◆ **Information given**
+--

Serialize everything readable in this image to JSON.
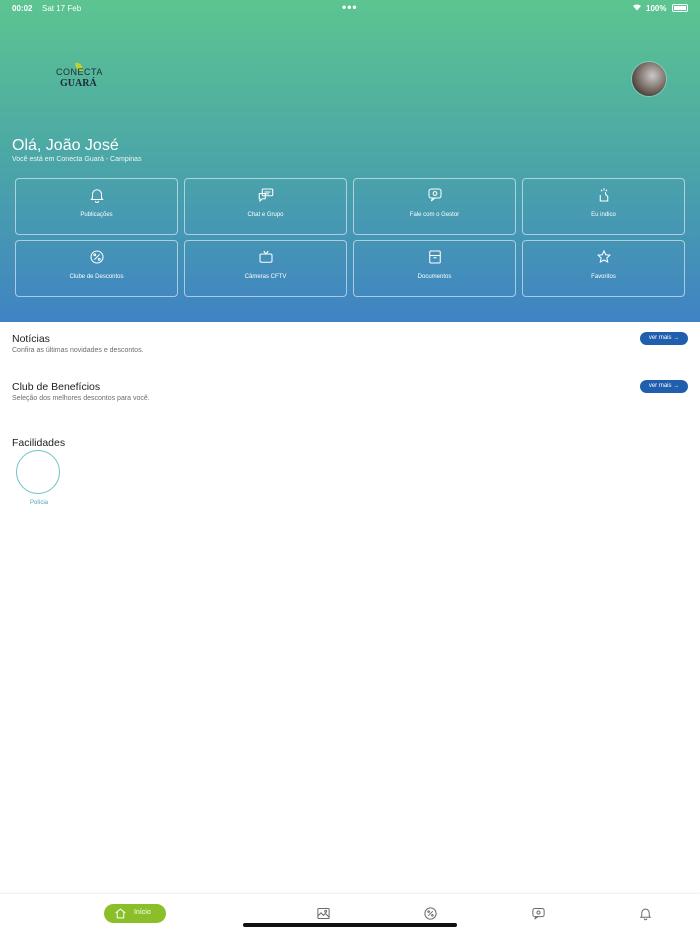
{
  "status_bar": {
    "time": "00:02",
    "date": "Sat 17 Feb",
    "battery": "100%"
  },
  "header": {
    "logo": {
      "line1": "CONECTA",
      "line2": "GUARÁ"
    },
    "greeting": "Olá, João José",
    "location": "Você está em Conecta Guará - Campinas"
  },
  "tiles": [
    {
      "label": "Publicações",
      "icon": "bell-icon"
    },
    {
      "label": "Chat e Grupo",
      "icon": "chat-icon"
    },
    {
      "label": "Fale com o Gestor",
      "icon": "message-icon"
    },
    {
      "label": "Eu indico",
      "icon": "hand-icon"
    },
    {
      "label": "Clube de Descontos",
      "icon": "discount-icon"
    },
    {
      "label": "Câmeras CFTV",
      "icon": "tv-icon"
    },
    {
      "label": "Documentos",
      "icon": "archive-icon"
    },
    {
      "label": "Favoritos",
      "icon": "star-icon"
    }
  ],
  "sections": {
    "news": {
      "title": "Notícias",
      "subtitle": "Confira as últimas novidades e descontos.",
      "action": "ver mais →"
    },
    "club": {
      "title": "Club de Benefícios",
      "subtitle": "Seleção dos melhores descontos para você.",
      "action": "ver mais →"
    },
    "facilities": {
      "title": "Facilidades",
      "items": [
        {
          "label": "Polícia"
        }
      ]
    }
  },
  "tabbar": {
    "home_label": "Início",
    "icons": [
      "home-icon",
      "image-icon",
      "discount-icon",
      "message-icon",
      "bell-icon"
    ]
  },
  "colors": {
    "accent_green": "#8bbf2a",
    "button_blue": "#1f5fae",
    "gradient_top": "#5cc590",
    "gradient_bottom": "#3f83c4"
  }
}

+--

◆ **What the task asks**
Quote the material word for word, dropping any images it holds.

◆ **Solution for this problem**
Serialize everything readable in this image to JSON.
{
  "status_bar": {
    "time": "00:02",
    "date": "Sat 17 Feb",
    "battery": "100%"
  },
  "header": {
    "logo": {
      "line1": "CONECTA",
      "line2": "GUARÁ"
    },
    "greeting": "Olá, João José",
    "location": "Você está em Conecta Guará - Campinas"
  },
  "tiles": [
    {
      "label": "Publicações",
      "icon": "bell-icon"
    },
    {
      "label": "Chat e Grupo",
      "icon": "chat-icon"
    },
    {
      "label": "Fale com o Gestor",
      "icon": "message-icon"
    },
    {
      "label": "Eu indico",
      "icon": "hand-icon"
    },
    {
      "label": "Clube de Descontos",
      "icon": "discount-icon"
    },
    {
      "label": "Câmeras CFTV",
      "icon": "tv-icon"
    },
    {
      "label": "Documentos",
      "icon": "archive-icon"
    },
    {
      "label": "Favoritos",
      "icon": "star-icon"
    }
  ],
  "sections": {
    "news": {
      "title": "Notícias",
      "subtitle": "Confira as últimas novidades e descontos.",
      "action": "ver mais →"
    },
    "club": {
      "title": "Club de Benefícios",
      "subtitle": "Seleção dos melhores descontos para você.",
      "action": "ver mais →"
    },
    "facilities": {
      "title": "Facilidades",
      "items": [
        {
          "label": "Polícia"
        }
      ]
    }
  },
  "tabbar": {
    "home_label": "Início",
    "icons": [
      "home-icon",
      "image-icon",
      "discount-icon",
      "message-icon",
      "bell-icon"
    ]
  },
  "colors": {
    "accent_green": "#8bbf2a",
    "button_blue": "#1f5fae",
    "gradient_top": "#5cc590",
    "gradient_bottom": "#3f83c4"
  }
}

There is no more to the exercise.